» Problem statement: Could you give the data below again, exactly and completely?

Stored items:
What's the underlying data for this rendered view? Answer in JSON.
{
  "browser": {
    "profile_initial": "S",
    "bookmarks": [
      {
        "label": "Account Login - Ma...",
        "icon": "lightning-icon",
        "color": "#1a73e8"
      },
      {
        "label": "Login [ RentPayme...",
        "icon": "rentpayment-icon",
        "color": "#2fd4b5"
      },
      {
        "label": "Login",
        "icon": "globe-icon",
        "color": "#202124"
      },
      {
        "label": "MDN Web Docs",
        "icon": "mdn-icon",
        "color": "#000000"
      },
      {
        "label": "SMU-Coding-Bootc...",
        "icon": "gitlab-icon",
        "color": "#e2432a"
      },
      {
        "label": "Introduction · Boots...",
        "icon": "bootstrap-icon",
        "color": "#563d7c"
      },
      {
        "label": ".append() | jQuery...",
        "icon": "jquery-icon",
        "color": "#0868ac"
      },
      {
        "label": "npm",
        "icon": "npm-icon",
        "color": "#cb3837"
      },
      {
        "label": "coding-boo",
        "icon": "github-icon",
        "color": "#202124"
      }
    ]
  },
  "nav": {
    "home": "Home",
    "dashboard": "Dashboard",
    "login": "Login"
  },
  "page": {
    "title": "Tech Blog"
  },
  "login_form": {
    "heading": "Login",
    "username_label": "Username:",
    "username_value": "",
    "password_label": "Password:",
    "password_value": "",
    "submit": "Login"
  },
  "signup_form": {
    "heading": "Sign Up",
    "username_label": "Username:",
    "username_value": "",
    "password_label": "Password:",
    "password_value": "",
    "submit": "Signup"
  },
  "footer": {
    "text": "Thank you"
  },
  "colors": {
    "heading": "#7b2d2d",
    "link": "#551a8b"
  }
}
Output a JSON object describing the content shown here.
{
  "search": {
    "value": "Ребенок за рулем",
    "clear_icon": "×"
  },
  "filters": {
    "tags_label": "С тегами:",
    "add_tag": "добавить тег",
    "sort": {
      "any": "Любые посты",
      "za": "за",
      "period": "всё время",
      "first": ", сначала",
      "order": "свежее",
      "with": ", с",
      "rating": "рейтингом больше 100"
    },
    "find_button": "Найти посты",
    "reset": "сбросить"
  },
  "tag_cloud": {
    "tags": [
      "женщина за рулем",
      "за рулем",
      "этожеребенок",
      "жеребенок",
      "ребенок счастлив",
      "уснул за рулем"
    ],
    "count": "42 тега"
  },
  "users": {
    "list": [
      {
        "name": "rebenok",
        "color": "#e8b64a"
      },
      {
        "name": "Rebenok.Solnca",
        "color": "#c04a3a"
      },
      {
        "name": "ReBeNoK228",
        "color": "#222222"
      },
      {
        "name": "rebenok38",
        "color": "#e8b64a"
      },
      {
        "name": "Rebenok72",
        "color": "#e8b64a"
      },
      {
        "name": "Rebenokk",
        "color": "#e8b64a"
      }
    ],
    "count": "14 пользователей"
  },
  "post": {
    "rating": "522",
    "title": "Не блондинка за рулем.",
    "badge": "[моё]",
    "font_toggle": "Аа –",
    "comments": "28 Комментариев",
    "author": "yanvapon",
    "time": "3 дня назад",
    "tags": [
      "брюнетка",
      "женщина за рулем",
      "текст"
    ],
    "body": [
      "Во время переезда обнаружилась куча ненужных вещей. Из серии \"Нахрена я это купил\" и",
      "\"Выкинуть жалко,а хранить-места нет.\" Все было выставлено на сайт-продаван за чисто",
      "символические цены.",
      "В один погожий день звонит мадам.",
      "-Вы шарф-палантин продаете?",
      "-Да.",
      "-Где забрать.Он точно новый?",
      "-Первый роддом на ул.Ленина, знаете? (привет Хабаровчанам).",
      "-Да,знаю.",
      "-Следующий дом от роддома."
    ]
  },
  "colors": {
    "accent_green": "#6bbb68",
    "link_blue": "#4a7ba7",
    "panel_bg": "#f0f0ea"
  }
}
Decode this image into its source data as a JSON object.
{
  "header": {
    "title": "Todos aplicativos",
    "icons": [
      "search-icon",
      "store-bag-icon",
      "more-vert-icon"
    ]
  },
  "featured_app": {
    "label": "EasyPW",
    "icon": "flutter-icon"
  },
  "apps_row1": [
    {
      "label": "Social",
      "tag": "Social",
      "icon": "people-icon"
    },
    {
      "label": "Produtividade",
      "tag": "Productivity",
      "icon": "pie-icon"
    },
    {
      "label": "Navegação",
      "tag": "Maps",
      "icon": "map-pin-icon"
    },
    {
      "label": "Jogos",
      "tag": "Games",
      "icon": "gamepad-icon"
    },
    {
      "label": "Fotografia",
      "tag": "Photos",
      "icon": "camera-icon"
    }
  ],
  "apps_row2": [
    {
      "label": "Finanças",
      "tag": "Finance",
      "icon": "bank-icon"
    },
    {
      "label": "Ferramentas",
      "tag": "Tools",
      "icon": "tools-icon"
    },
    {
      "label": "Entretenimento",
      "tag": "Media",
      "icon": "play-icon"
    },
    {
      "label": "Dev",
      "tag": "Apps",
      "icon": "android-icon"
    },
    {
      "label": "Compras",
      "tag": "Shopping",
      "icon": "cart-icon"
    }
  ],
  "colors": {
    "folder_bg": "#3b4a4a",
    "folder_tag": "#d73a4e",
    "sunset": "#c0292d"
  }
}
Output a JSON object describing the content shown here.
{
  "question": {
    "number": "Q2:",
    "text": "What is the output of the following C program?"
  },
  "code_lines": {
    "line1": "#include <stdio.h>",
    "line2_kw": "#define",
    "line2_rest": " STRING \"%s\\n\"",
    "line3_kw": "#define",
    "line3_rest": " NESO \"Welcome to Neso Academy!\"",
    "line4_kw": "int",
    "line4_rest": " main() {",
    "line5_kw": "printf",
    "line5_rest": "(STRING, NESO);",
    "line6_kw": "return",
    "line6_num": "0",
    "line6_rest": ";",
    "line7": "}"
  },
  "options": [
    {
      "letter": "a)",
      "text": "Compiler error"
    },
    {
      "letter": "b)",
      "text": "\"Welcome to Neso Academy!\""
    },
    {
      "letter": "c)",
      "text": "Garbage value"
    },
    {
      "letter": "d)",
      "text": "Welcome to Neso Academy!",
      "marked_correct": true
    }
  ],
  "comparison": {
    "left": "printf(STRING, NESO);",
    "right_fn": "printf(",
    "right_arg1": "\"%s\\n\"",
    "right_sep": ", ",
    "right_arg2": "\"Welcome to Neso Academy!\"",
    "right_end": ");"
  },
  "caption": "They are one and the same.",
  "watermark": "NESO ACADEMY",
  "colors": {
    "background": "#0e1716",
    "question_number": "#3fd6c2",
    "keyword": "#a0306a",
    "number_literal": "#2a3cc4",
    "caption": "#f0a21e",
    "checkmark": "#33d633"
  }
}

» Result:
What's the underlying data for this rendered view? Answer in JSON.
{
  "browser": {
    "profile_initial": "S",
    "bookmarks": [
      {
        "label": "Account Login - Ma...",
        "icon": "lightning-icon",
        "color": "#1a73e8"
      },
      {
        "label": "Login [ RentPayme...",
        "icon": "rentpayment-icon",
        "color": "#2fd4b5"
      },
      {
        "label": "Login",
        "icon": "globe-icon",
        "color": "#202124"
      },
      {
        "label": "MDN Web Docs",
        "icon": "mdn-icon",
        "color": "#000000"
      },
      {
        "label": "SMU-Coding-Bootc...",
        "icon": "gitlab-icon",
        "color": "#e2432a"
      },
      {
        "label": "Introduction · Boots...",
        "icon": "bootstrap-icon",
        "color": "#563d7c"
      },
      {
        "label": ".append() | jQuery...",
        "icon": "jquery-icon",
        "color": "#0868ac"
      },
      {
        "label": "npm",
        "icon": "npm-icon",
        "color": "#cb3837"
      },
      {
        "label": "coding-boo",
        "icon": "github-icon",
        "color": "#202124"
      }
    ]
  },
  "nav": {
    "home": "Home",
    "dashboard": "Dashboard",
    "login": "Login"
  },
  "page": {
    "title": "Tech Blog"
  },
  "login_form": {
    "heading": "Login",
    "username_label": "Username:",
    "username_value": "",
    "password_label": "Password:",
    "password_value": "",
    "submit": "Login"
  },
  "signup_form": {
    "heading": "Sign Up",
    "username_label": "Username:",
    "username_value": "",
    "password_label": "Password:",
    "password_value": "",
    "submit": "Signup"
  },
  "footer": {
    "text": "Thank you"
  },
  "colors": {
    "heading": "#7b2d2d",
    "link": "#551a8b"
  }
}
Output a JSON object describing the content shown here.
{
  "search": {
    "value": "Ребенок за рулем",
    "clear_icon": "×"
  },
  "filters": {
    "tags_label": "С тегами:",
    "add_tag": "добавить тег",
    "sort": {
      "any": "Любые посты",
      "za": "за",
      "period": "всё время",
      "first": ", сначала",
      "order": "свежее",
      "with": ", с",
      "rating": "рейтингом больше 100"
    },
    "find_button": "Найти посты",
    "reset": "сбросить"
  },
  "tag_cloud": {
    "tags": [
      "женщина за рулем",
      "за рулем",
      "этожеребенок",
      "жеребенок",
      "ребенок счастлив",
      "уснул за рулем"
    ],
    "count": "42 тега"
  },
  "users": {
    "list": [
      {
        "name": "rebenok",
        "color": "#e8b64a"
      },
      {
        "name": "Rebenok.Solnca",
        "color": "#c04a3a"
      },
      {
        "name": "ReBeNoK228",
        "color": "#222222"
      },
      {
        "name": "rebenok38",
        "color": "#e8b64a"
      },
      {
        "name": "Rebenok72",
        "color": "#e8b64a"
      },
      {
        "name": "Rebenokk",
        "color": "#e8b64a"
      }
    ],
    "count": "14 пользователей"
  },
  "post": {
    "rating": "522",
    "title": "Не блондинка за рулем.",
    "badge": "[моё]",
    "font_toggle": "Аа –",
    "comments": "28 Комментариев",
    "author": "yanvapon",
    "time": "3 дня назад",
    "tags": [
      "брюнетка",
      "женщина за рулем",
      "текст"
    ],
    "body": [
      "Во время переезда обнаружилась куча ненужных вещей. Из серии \"Нахрена я это купил\" и",
      "\"Выкинуть жалко,а хранить-места нет.\" Все было выставлено на сайт-продаван за чисто",
      "символические цены.",
      "В один погожий день звонит мадам.",
      "-Вы шарф-палантин продаете?",
      "-Да.",
      "-Где забрать.Он точно новый?",
      "-Первый роддом на ул.Ленина, знаете? (привет Хабаровчанам).",
      "-Да,знаю.",
      "-Следующий дом от роддома."
    ]
  },
  "colors": {
    "accent_green": "#6bbb68",
    "link_blue": "#4a7ba7",
    "panel_bg": "#f0f0ea"
  }
}
Decode this image into its source data as a JSON object.
{
  "header": {
    "title": "Todos aplicativos",
    "icons": [
      "search-icon",
      "store-bag-icon",
      "more-vert-icon"
    ]
  },
  "featured_app": {
    "label": "EasyPW",
    "icon": "flutter-icon"
  },
  "apps_row1": [
    {
      "label": "Social",
      "tag": "Social",
      "icon": "people-icon"
    },
    {
      "label": "Produtividade",
      "tag": "Productivity",
      "icon": "pie-icon"
    },
    {
      "label": "Navegação",
      "tag": "Maps",
      "icon": "map-pin-icon"
    },
    {
      "label": "Jogos",
      "tag": "Games",
      "icon": "gamepad-icon"
    },
    {
      "label": "Fotografia",
      "tag": "Photos",
      "icon": "camera-icon"
    }
  ],
  "apps_row2": [
    {
      "label": "Finanças",
      "tag": "Finance",
      "icon": "bank-icon"
    },
    {
      "label": "Ferramentas",
      "tag": "Tools",
      "icon": "tools-icon"
    },
    {
      "label": "Entretenimento",
      "tag": "Media",
      "icon": "play-icon"
    },
    {
      "label": "Dev",
      "tag": "Apps",
      "icon": "android-icon"
    },
    {
      "label": "Compras",
      "tag": "Shopping",
      "icon": "cart-icon"
    }
  ],
  "colors": {
    "folder_bg": "#3b4a4a",
    "folder_tag": "#d73a4e",
    "sunset": "#c0292d"
  }
}
Output a JSON object describing the content shown here.
{
  "question": {
    "number": "Q2:",
    "text": "What is the output of the following C program?"
  },
  "code_lines": {
    "line1": "#include <stdio.h>",
    "line2_kw": "#define",
    "line2_rest": " STRING \"%s\\n\"",
    "line3_kw": "#define",
    "line3_rest": " NESO \"Welcome to Neso Academy!\"",
    "line4_kw": "int",
    "line4_rest": " main() {",
    "line5_kw": "printf",
    "line5_rest": "(STRING, NESO);",
    "line6_kw": "return",
    "line6_num": "0",
    "line6_rest": ";",
    "line7": "}"
  },
  "options": [
    {
      "letter": "a)",
      "text": "Compiler error"
    },
    {
      "letter": "b)",
      "text": "\"Welcome to Neso Academy!\""
    },
    {
      "letter": "c)",
      "text": "Garbage value"
    },
    {
      "letter": "d)",
      "text": "Welcome to Neso Academy!",
      "marked_correct": true
    }
  ],
  "comparison": {
    "left": "printf(STRING, NESO);",
    "right_fn": "printf(",
    "right_arg1": "\"%s\\n\"",
    "right_sep": ", ",
    "right_arg2": "\"Welcome to Neso Academy!\"",
    "right_end": ");"
  },
  "caption": "They are one and the same.",
  "watermark": "NESO ACADEMY",
  "colors": {
    "background": "#0e1716",
    "question_number": "#3fd6c2",
    "keyword": "#a0306a",
    "number_literal": "#2a3cc4",
    "caption": "#f0a21e",
    "checkmark": "#33d633"
  }
}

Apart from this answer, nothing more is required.